Exercise objective:
In the entries below, how many lines contain the string "Grand"? State the number and nothing else.

Data in this exercise:
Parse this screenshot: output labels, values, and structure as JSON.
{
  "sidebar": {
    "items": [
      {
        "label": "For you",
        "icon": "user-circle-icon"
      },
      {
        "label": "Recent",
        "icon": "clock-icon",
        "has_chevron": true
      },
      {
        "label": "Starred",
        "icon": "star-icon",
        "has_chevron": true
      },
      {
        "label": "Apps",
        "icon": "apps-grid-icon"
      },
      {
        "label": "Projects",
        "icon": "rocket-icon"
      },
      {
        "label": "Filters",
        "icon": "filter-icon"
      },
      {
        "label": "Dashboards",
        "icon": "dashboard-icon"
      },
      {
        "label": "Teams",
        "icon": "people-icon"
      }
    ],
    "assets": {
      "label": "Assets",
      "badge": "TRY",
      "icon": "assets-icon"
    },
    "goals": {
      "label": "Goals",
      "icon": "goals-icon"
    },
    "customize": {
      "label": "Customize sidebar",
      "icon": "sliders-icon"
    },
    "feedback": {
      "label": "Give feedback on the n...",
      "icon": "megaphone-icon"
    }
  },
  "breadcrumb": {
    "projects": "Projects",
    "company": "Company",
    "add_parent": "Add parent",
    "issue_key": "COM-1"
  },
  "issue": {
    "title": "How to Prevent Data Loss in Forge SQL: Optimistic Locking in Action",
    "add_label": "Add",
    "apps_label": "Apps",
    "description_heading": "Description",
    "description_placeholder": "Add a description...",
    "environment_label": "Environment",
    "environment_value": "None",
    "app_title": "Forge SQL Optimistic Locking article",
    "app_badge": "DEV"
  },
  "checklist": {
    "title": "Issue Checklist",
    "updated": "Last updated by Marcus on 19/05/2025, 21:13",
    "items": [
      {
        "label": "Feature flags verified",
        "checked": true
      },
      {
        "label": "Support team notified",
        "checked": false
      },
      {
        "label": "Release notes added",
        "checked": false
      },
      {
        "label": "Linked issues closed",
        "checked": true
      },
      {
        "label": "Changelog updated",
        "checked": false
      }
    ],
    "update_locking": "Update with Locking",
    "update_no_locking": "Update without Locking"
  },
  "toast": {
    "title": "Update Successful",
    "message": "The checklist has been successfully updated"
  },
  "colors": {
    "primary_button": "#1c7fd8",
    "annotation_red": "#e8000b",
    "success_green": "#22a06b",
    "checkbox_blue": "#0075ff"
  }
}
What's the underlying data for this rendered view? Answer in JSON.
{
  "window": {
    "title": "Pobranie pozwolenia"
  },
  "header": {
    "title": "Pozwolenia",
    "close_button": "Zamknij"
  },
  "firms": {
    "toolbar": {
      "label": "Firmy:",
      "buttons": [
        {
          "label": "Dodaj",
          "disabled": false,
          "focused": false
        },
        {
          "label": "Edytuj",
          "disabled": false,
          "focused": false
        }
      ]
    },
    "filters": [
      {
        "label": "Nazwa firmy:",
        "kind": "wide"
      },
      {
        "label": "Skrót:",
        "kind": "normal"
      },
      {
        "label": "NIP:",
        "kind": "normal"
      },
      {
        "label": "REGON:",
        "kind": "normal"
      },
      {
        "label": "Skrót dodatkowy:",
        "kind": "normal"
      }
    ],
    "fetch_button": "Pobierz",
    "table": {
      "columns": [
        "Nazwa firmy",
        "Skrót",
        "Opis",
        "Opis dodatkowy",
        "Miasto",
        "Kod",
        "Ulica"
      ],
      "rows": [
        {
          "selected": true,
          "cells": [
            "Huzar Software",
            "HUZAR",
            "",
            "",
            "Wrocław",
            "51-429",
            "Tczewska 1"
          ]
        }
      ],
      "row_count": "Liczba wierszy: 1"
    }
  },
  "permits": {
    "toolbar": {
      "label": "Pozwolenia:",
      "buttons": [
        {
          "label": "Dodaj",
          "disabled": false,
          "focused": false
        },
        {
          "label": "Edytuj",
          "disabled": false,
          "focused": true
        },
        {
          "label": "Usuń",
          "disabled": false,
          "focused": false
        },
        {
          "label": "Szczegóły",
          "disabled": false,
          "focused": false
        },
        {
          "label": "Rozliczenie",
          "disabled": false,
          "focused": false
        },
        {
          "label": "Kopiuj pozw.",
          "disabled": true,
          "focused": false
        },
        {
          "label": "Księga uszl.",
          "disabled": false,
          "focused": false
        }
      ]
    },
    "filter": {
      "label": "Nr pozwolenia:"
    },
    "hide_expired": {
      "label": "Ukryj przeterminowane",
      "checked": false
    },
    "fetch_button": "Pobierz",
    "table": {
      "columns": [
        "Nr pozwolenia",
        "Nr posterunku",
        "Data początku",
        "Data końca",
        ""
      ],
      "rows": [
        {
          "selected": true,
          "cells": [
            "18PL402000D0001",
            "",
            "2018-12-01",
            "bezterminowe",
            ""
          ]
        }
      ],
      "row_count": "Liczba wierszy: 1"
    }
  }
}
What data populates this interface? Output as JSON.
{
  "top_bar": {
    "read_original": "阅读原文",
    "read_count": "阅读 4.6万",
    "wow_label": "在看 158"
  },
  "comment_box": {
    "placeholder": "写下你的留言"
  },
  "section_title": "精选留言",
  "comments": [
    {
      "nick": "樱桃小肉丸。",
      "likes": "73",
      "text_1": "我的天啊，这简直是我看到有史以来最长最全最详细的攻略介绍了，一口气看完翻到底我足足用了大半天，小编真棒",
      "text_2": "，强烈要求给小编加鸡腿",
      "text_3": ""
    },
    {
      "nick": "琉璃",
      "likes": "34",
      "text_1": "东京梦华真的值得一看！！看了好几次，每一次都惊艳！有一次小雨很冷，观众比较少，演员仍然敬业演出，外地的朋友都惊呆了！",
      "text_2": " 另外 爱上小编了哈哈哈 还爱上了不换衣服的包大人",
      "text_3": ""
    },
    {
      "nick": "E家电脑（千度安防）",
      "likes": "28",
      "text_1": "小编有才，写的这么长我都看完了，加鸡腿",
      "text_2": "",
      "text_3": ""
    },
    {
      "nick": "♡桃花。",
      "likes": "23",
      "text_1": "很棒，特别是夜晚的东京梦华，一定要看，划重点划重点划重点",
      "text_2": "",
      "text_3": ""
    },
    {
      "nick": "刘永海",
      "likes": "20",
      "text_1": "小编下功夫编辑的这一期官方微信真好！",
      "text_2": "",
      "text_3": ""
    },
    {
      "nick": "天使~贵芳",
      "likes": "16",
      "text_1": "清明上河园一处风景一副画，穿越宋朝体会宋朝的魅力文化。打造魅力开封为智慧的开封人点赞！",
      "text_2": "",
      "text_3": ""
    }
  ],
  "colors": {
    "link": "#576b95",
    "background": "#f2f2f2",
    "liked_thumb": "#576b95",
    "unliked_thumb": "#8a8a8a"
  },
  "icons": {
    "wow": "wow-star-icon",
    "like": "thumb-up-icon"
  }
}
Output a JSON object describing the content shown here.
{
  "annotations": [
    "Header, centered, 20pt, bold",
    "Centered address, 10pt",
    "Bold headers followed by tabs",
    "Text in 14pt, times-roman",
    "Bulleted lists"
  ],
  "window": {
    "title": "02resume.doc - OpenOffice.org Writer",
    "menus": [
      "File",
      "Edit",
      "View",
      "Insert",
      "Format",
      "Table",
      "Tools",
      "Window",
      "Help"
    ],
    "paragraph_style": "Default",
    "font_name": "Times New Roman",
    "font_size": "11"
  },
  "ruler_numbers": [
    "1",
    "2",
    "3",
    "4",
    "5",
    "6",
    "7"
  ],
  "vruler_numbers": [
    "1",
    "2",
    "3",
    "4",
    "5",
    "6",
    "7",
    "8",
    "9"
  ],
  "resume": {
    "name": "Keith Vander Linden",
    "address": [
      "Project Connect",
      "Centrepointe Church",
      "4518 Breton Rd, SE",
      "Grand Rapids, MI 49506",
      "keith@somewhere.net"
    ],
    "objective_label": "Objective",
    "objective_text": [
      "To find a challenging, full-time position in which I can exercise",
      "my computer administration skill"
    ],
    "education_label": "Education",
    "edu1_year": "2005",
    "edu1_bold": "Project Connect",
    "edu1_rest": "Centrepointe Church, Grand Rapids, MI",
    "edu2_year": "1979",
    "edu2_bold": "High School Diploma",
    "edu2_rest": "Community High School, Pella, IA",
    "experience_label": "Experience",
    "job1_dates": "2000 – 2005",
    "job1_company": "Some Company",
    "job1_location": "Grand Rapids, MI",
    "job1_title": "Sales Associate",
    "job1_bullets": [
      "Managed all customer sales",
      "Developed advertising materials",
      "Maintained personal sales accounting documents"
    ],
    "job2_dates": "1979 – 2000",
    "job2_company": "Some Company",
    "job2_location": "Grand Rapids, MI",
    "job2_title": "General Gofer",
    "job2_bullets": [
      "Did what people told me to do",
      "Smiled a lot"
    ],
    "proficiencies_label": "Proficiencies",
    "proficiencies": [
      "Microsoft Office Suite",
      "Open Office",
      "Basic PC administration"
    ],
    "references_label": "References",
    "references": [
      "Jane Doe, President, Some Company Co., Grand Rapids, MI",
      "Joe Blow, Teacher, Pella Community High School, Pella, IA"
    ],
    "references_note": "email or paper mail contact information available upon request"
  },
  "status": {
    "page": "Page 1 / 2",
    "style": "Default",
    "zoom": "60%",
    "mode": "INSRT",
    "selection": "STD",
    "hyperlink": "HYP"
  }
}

Response to the exercise:
5